Turtle (Chrysemys picta bellii) in the Alouette River Watershed. 2012. Prepared for: BC Hydro’s Bridge Coastal Fish and Wildlife Restoration Program nd BC Ministry of Forests, Lands and Natural Resource Operations . BCRP Report No. 11.ALU.W.01 - Mitchell, Aimee, Vanessa Kilburn, Justin Suraci, and Chris Currie, Vanessa Kilburn, Justin Suraci, and Chris Currie. The South Coast Western Painted Turtle Recovery Project. 2012. Recovery of the Western Painted Turtle and Associated Species at Risk on the South Coast of BC 2011-2012 Final Report. Prepared for the BC Ministry of Environment, and the BC Conservation Foundation, Surrey,BC. - Olson, D.H., Leonard, W.P., Bury, R.B. 1997. Sampling Amphibians in Lentic Habitats: Methods and Approaches for the Pacific Northwest. Northwest Fauna Number 4. Society for Northwestern Vertebrate Biology, Olympia, WA. - Ovaska, Kristiina et al. 2004. [internet] Best Management Practices for Amphibians and
Reptiles in Urban and Rural Environments in British Columbia. BC Ministry of Water, Land and Air Protection. Nanaimo. - Salt Spring Island Conservancy. 2010. [Internet] Western painted Turtle. Chrysemys picta bellii Western population. - Spinks, Philip Q. et al. 2003. [Internet] Survival of the western pond turtle (Emys marmorata) in an urban California environment. Biological Conservation 113 (2003) 257–267. - Sielecki, Leonard E. 2010. [Internet] Wildlife identification field guide: red and blue listed amphibians and reptiles in British Columbia . - Starkey, David E. et al. 2003. [Internet] Molecular Systematics, Phylogeography, and the Effects of Pleistocene Glaciation in the Painted Turtle (Chrysemys Picta) Complex. The Society for the Study of Evolution. 57(1), pp. 119–128. - Western Painted Turtle Recovery Team. 2010 [in draft] Draft Recovery Strategy for the Western Painted Turtle (Pacific Coast Population), Chrysemys picta bellii, in British Columbia Wikipedia the Online Encyclopedia. 2011. [Internet] Painted Turtle.

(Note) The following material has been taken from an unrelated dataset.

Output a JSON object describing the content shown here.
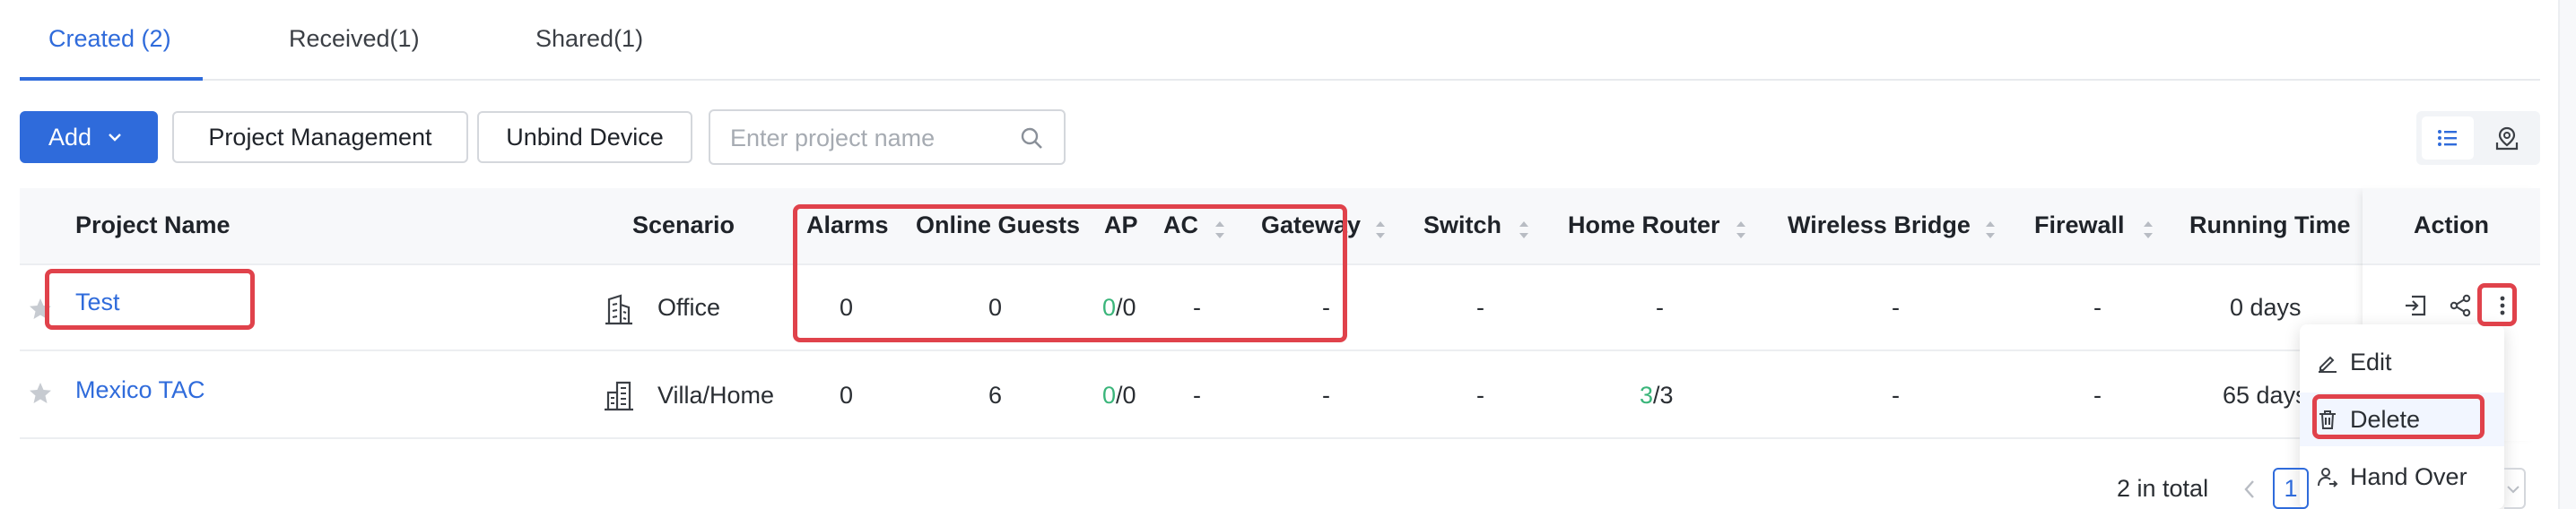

Credits

Species Profile prepared by: Pamela Zevit with Brent Matsuda for the South Coast Conservation Program (SCCP) in partnership with: International Forest Products (Interfor), Capacity Forestry (CapFor) and the Species at Risk & Local Government: A Primer for BC. Funding was made possible through the Sustainable Forestry Initiative (SFI): http://www.sfiprogram.org/

Updated and revised by: Isabelle Houde, RPBio in consultation with the SCCP. Part of the National Conservation Plan, this project was undertaken with the financial support of the Government of Canada. Dans le cadre du Plan de Conservation National, ce projet a été réalisé avec l’appui financier du Gouvernement du Canada.

Every effort has been made to ensure content accuracy. Comments or corrections should be directed to the South Coast Conservation Program: info@sccp.ca. Content updated March 2015.

Image Credits: Western Painted Turtle: William Leonard, Western Painted Turtle (ventral view): James H. Harding, Slider turtle: Sea Turtle Flickr, Habitat: Calypso Orchid Flickr. Only images sourced from “creative commons” sources (e.g. Wikipedia,Flickr, U.S. Government) can be used without permission and for non-commercial purposes only. All other images have been contributed for use by the SCCP and its partners/funders only.